Audience manipulation in order to help one survive is a fruitful topic explored, with Peeta initiating an alleged romantic angle with Katniss in the hype machine prior to the competition, a move that will boost the favour of both of them in the eyes of the audience and the people in charge. The ambiguity of the romantic elements as a result of this is particularly interesting and innovative for a blockbuster. Regarding the games themselves, a docu-drama “shaky-cam” approach is employed to convey the monstrosity of the proceedings without lingering in graphic detail. This approach of cinematographer Tom Stern is retained through the film’s entirety. It is admittedly very jarring and awkward in the opening stretch, but very suitable and effective for the games themselves; beyond the opening, the approach becomes a lot more tolerable, reflecting well the immediacy and hostile tension of the story.

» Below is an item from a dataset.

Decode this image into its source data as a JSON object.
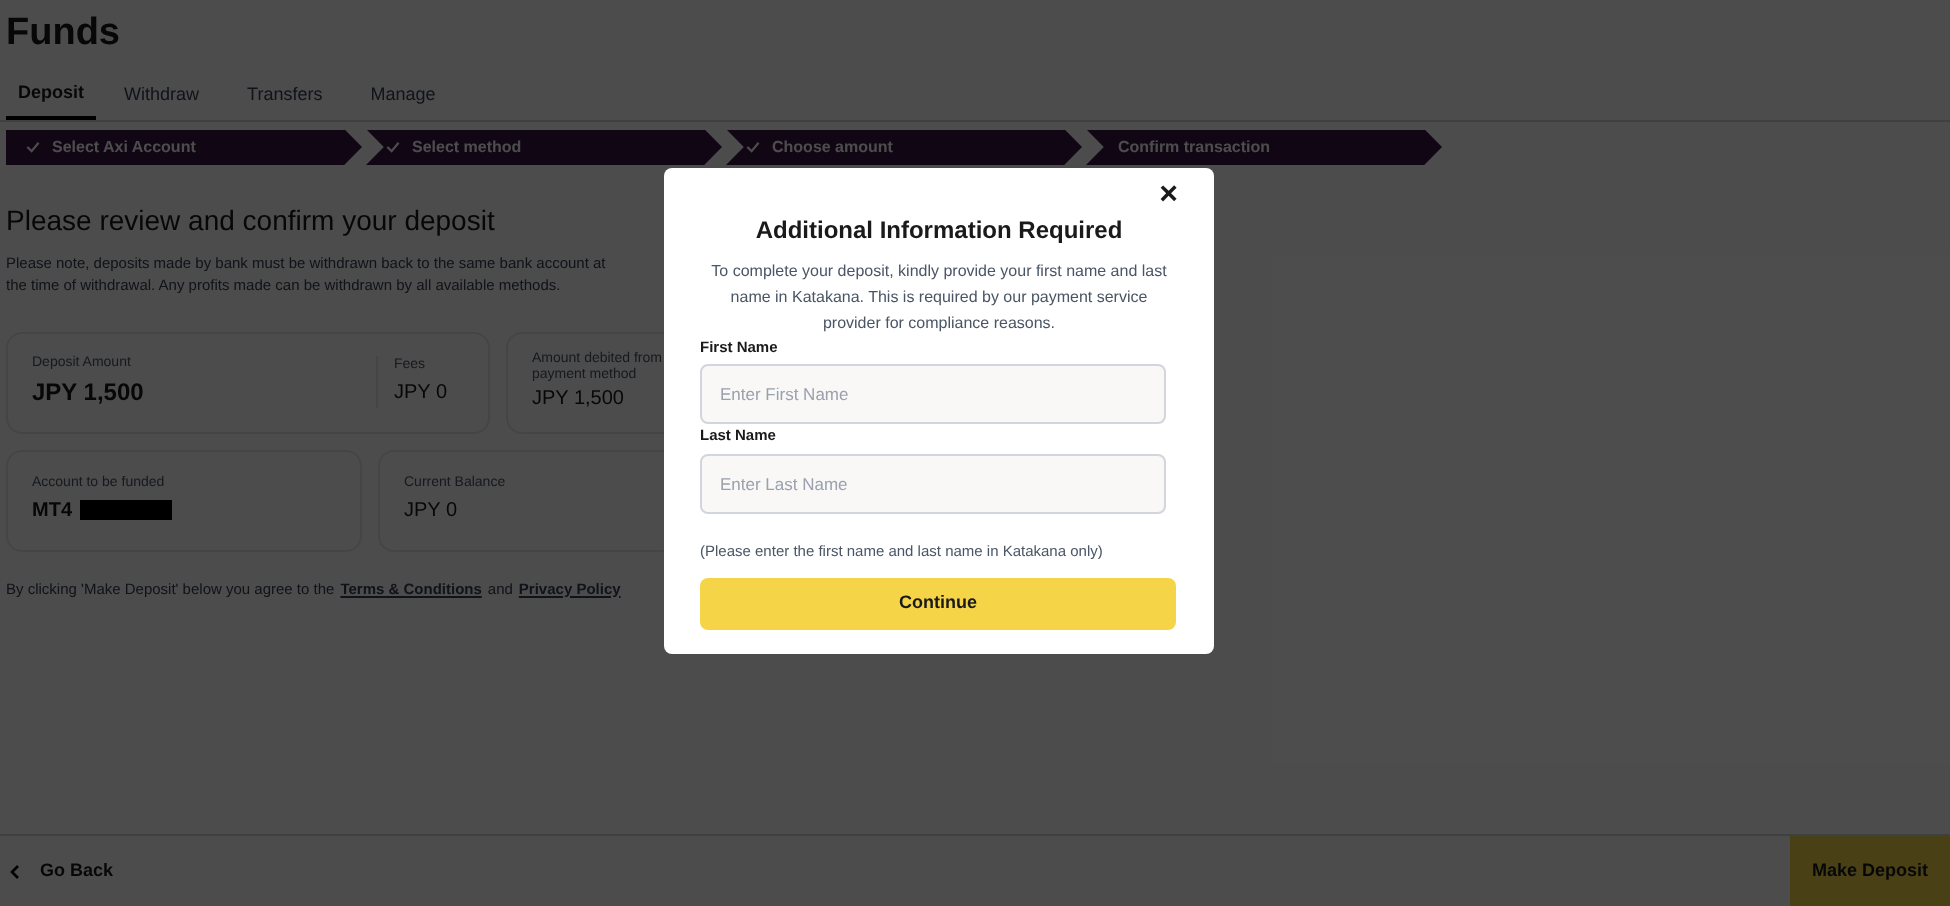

While the aforementioned lack of exposition is generally refreshing and rewarding, it does pose some occasional problems in regards to the film’s world-building. For instance, aspects of the arena are shown as prone to manipulation by the organisers, such as in a sequence when a hiding Katniss is forced towards other competitors by a sudden onslaught of fire. Later on, however, a pack of mutant dogs are brought into the action through apparent technological manipulation. The inhabitants of this world being able to create organic life is a development that is quite jarring for a viewer uninformed by the source material, since this happens without any prior suggestion of the capability beforehand and over two hours into the film’s running time. Bringing to mind further questions regarding the animals the contestants have killed and consumed during the competition, it is a case where some prior exposition courtesy of, perhaps, the Games’ commentators might have actually have been vital. Furthermore regarding the realisation of this dystopia, some of the garish hair and costume designs of the capitol residents are perhaps a bit overdone in regards to the exploration of corrupt decadence.
Despite its fictional universe lacking complete coherence, The Hunger Games is an interesting and refreshing new take on some old concepts, and a very impressive, thrilling blockbuster. One hopes the adaptations of Collins’ follow-up novels expand on this film’s successes and its effective emotional and political roots.